Nguyen Thu Trang, country head of Permanent Recruitment and Executive Search at ManpowerGroup Vietnam, said that there are some main forces that impact the future of work, including the rising tech acceleration.
“New roles are born while many others are disappearing as global manufacturing transitions to become fully digital. In contrast with the industry’s growth outlook, global manufacturers are facing challenges in ensuring needed talent for growth,” Trang said.
As shown in a survey by ManpowerGroup Vietnam and the Institute of Labour Science and Social Affairs under the Ministry of Labour, Invalids and Social Affairs (MoLISA), most foreign-invested enterprises (FIEs) are applying technologies from high to a very high level (32 per cent) or medium level (63 per cent). And only 5 per cent are at low and very low levels.
The survey was conducted with 200 FIEs in automobile assembling, electronics, textiles and footwear, food and beverages, and chemicals in the provinces of Bac Ninh, Hanoi, Hai Duong, Danang, and Binh Duong, and Ho Chi Minh City as well.
The level of tech application is an important element in determining the job structure based on skills. Amid the Fourth Industrial Revolution, the application of tech at FIEs is enhanced, requiring workers to have professional certificates and suitable skills.
Top skills include discipline, time and task management, but also technical and in-demand soft skills like communication, leadership and management skills.
More than one-fifth of FIEs responded that they find it difficult or very difficult to recruit skilled labourers that meet a company’s requirements. Top skills that are the most difficult to find are technical skills, foreign language skills, analytical and critical thinking, creativity, and decision-making skills, among others.
“To win in the digital age, an effective talent strategy should have four parts: build, buy, borrow, and bridge. Build your talent pipeline, buy skills where necessary, borrow from external talent sources, and bridge people with adjacent skills from one role to another to complement existing skills,” Trang recommended.
The processing and manufacturing industry continues to be a driver of economic growth in Vietnam. In 2021, the industrial production index rose 4.8 per cent against 2020, showing the industry’s recovery and bringing hope of a strong recovery and development in the months to come.
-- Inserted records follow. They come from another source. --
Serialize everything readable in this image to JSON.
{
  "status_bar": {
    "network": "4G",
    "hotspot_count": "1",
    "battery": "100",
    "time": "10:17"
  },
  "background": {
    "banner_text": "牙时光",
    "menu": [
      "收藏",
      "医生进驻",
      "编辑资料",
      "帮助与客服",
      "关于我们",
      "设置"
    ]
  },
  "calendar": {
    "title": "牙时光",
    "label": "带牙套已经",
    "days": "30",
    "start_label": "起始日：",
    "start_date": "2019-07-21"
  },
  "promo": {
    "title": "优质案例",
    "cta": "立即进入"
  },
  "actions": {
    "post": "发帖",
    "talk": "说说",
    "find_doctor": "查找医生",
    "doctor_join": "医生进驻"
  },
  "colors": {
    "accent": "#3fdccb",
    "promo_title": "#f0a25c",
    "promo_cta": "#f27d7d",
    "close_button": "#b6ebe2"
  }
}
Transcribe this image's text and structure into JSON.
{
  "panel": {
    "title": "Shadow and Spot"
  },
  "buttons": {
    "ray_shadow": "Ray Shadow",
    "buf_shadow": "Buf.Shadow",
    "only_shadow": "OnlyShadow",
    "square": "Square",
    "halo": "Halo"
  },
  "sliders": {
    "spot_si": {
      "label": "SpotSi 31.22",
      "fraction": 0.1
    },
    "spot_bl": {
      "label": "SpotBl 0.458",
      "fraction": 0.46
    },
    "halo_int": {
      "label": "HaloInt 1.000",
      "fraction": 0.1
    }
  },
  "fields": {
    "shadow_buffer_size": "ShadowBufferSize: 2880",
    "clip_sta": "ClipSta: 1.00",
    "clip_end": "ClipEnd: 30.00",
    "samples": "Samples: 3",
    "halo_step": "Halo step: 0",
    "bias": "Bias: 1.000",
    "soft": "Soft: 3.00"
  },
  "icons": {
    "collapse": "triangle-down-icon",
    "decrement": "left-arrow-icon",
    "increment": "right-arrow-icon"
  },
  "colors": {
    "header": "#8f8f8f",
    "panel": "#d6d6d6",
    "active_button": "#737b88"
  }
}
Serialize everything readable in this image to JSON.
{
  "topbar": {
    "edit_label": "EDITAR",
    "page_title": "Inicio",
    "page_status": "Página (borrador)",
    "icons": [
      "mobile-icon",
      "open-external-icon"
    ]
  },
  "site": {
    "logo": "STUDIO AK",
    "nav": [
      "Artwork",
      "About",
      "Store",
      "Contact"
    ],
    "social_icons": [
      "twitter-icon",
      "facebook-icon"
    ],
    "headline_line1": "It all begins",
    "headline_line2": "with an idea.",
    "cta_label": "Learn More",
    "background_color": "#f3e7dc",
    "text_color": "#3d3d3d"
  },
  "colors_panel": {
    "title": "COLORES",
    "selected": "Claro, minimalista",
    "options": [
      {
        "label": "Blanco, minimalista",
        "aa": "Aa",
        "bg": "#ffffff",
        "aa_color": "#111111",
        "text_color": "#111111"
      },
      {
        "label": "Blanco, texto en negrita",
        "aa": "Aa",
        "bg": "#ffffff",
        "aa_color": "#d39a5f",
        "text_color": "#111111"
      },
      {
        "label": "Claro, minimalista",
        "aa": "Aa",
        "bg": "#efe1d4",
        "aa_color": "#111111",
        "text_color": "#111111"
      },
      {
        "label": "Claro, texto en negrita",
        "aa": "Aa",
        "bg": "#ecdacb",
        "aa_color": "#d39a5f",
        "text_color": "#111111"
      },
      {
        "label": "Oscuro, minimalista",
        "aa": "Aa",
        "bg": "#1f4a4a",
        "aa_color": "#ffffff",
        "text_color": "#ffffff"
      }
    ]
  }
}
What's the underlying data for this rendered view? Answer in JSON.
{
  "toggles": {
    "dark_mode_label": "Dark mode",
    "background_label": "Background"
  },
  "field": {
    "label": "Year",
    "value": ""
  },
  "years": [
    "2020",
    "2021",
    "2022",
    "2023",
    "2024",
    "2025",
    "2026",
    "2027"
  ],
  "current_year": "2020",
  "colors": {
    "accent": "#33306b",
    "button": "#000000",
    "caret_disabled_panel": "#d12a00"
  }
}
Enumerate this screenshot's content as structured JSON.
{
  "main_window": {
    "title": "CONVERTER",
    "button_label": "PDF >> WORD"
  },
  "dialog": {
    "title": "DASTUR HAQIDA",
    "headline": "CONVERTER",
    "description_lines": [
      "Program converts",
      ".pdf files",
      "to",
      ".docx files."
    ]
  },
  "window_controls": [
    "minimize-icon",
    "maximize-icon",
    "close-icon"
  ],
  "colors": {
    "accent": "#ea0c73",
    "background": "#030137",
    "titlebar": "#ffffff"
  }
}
Minister of Labour, Invalids and Social Affairs Dao Ngoc Dung said that the local workforce structure will likely undergo significant changes as foreign investment tends to target industries that demand a workforce with average to high working skills, not industries with low skill requirements like textiles and footwear.
The findings also showed that 94 per cent of FIEs have clear directions in enhancing the application of new technologies and automation in manufacturing by 2023. The roles that FIEs have the highest recruitment demands in 2021-2023 are production, machine/equipment operation, engineers/technicians, sales and marketing, customer care, product design, and export-import, among others.
In order to meet skills demands, businesses plan to utilise two key measures: re-training the workforce (86 per cent) and new recruitment from the market (84 per cent). In addition, more than half of businesses (59 per cent) plan to adopt partnerships with universities, colleges and training centres to enhance the skills of their workers, according to the survey.